Aim of the task: Scan the records for the word "title". Report each line where it occurs.

Data for the task:
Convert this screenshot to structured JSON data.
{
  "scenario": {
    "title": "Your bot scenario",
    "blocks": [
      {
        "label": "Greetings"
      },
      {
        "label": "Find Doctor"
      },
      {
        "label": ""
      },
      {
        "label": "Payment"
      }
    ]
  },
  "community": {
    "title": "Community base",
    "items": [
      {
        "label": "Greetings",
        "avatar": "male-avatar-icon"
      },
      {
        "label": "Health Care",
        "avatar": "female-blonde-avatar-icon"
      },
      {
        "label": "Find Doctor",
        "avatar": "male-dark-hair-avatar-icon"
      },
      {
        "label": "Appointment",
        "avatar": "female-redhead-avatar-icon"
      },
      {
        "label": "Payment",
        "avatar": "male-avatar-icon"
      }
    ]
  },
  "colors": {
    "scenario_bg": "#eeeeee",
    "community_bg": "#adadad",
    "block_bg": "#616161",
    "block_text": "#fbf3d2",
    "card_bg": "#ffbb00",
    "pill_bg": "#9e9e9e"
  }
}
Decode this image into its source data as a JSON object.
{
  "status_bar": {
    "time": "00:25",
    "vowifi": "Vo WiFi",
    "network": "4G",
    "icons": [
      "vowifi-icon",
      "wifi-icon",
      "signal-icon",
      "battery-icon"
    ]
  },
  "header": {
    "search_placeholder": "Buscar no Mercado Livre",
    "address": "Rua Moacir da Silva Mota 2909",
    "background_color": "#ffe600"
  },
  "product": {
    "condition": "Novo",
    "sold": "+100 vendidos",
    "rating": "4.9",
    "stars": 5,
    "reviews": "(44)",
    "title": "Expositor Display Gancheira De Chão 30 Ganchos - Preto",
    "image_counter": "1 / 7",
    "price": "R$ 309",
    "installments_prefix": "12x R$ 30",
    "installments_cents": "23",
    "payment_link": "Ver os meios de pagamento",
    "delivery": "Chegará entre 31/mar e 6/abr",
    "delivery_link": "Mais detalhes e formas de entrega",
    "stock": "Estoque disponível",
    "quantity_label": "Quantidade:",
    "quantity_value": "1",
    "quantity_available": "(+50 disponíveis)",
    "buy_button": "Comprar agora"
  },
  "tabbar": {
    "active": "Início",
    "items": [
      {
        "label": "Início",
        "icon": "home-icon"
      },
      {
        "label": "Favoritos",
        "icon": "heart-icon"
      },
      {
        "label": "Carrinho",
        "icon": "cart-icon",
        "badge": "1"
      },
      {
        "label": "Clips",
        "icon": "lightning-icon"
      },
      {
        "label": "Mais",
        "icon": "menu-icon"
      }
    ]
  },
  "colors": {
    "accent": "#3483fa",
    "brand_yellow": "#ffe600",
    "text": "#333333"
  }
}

Exercise answer:
    "title": "Your bot scenario",
    "title": "Community base",
    "title": "Expositor Display Gancheira De Chão 30 Ganchos - Preto",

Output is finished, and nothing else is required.